All Worked Up
(Ripoff Records)
When was the last time you heard a real punk rock record? I'm talking about fist-in-the-air, punk fucking rock; not the garage blues; not the latest Stones wannabees tarted up like punks. If it's been awhile, might I suggest the Flip-tops? Led by the Mercury's own highly animated (and apparently very pissed off) Joel Jett, they speed through their debut faster than you can trade your white belts in for studded ones. Sounding like the mutant babies of The Briefs and the earlier days of The Stitches, this is the perfect LP for a Saturday night ripe with sweating, bopping, and sneering. Buy it now, or cry later! CHAZZ MADRIGAL

From Filthy Tongue of Gods and Griots
While New Jersey trio Dälek defiantly claim they're hiphop, most fans of the genre will likely scratch their heads rather than nod 'em to From Filthy Tongue... The follow-up to their excellently eccentric debut, 1998's Negro Necro Nekros, Tongue boasts production more in line with El-P's psychedelic bombast and Techno Animal's abrasive heaviness than with the fussy sterility that marks most 21st-century hiphop.

But how's the rapping? MC Dälek flows with a low-key, seething intensity, waxing spiritual about individuality and keeping hiphop (sur)real, like a subterranean Eric B. Despite being buried in the mix, Dälek's words poke third eyes, while producer Oktopus and DJ Still pile sitars, tablas, agitated scratching, and scathing white noise over lumbering funk beats.

The best hiphop scorns purism. Dälek realize this: Their music contains multitudes of disparate sonic elements.

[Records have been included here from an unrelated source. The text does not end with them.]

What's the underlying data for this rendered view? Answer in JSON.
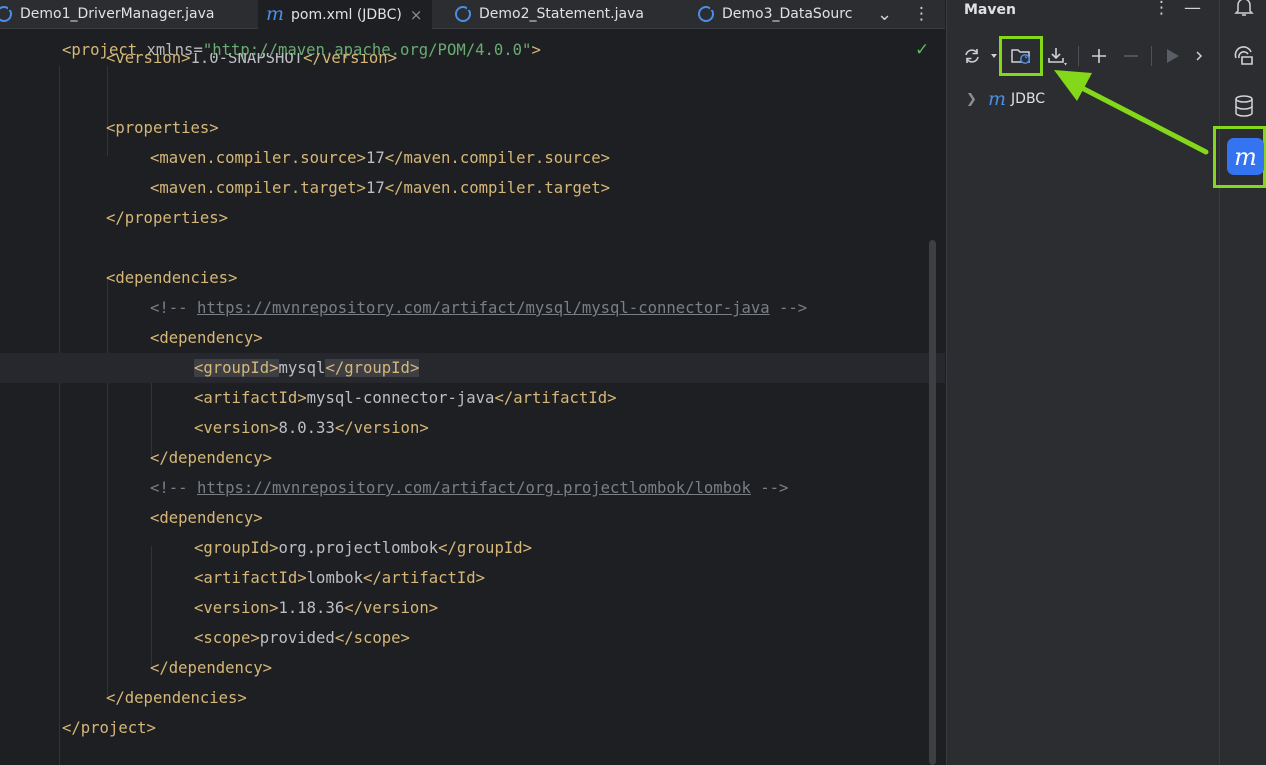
{
  "tabs": [
    {
      "label": "Demo1_DriverManager.java",
      "icon": "java-class-icon"
    },
    {
      "label": "pom.xml (JDBC)",
      "icon": "maven-m-icon",
      "active": true
    },
    {
      "label": "Demo2_Statement.java",
      "icon": "java-class-icon"
    },
    {
      "label": "Demo3_DataSourc",
      "icon": "java-class-icon"
    }
  ],
  "tab_tools": {
    "dropdown": "⌄",
    "more": "⋮",
    "close": "×"
  },
  "editor": {
    "line1": {
      "open": "<project ",
      "attr": "xmlns",
      "eq": "=",
      "value": "\"http://maven.apache.org/POM/4.0.0\"",
      "close": ">"
    },
    "line2": {
      "open": "<version>",
      "text": "1.0-SNAPSHOT",
      "close": "</version>"
    },
    "properties_open": "<properties>",
    "source": {
      "open": "<maven.compiler.source>",
      "text": "17",
      "close": "</maven.compiler.source>"
    },
    "target": {
      "open": "<maven.compiler.target>",
      "text": "17",
      "close": "</maven.compiler.target>"
    },
    "properties_close": "</properties>",
    "dependencies_open": "<dependencies>",
    "comment1": {
      "start": "<!-- ",
      "url": "https://mvnrepository.com/artifact/mysql/mysql-connector-java",
      "end": " -->"
    },
    "dep1_open": "<dependency>",
    "dep1_group": {
      "open": "<groupId>",
      "text": "mysql",
      "close": "</groupId>"
    },
    "dep1_artifact": {
      "open": "<artifactId>",
      "text": "mysql-connector-java",
      "close": "</artifactId>"
    },
    "dep1_version": {
      "open": "<version>",
      "text": "8.0.33",
      "close": "</version>"
    },
    "dep1_close": "</dependency>",
    "comment2": {
      "start": "<!-- ",
      "url": "https://mvnrepository.com/artifact/org.projectlombok/lombok",
      "end": " -->"
    },
    "dep2_open": "<dependency>",
    "dep2_group": {
      "open": "<groupId>",
      "text": "org.projectlombok",
      "close": "</groupId>"
    },
    "dep2_artifact": {
      "open": "<artifactId>",
      "text": "lombok",
      "close": "</artifactId>"
    },
    "dep2_version": {
      "open": "<version>",
      "text": "1.18.36",
      "close": "</version>"
    },
    "dep2_scope": {
      "open": "<scope>",
      "text": "provided",
      "close": "</scope>"
    },
    "dep2_close": "</dependency>",
    "dependencies_close": "</dependencies>",
    "project_close": "</project>"
  },
  "maven": {
    "title": "Maven",
    "more": "⋮",
    "minimize": "—",
    "tree": [
      {
        "label": "JDBC",
        "icon": "maven-m-icon",
        "expanded": false
      }
    ]
  },
  "right_strip": {
    "items": [
      "notifications-icon",
      "ai-assistant-icon",
      "database-icon",
      "maven-icon"
    ],
    "maven_letter": "m"
  },
  "colors": {
    "highlight": "#84d81a",
    "accent": "#3574f0",
    "tag": "#d5b778",
    "string": "#6aab73",
    "comment": "#7a7e85"
  }
}
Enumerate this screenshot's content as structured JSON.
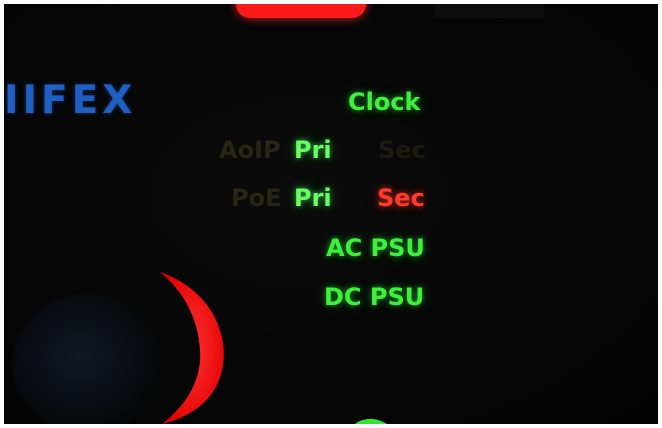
{
  "brand": {
    "text": "IIFEX",
    "color": "#1f5fc2"
  },
  "indicators": {
    "clock": "Clock",
    "aoip_label": "AoIP",
    "aoip_pri": "Pri",
    "aoip_sec": "Sec",
    "poe_label": "PoE",
    "poe_pri": "Pri",
    "poe_sec": "Sec",
    "ac_psu": "AC PSU",
    "dc_psu": "DC PSU"
  },
  "colors": {
    "background": "#060606",
    "led_green": "#3cf03c",
    "led_red": "#ff3a2a",
    "led_off": "#2a2414"
  }
}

With Tongue, they levitate themselves to the proverbial next level along with hiphop innovators Public Enemy, New Kingdom, and the recently defunct Antipop Consortium. DAVE SEGAL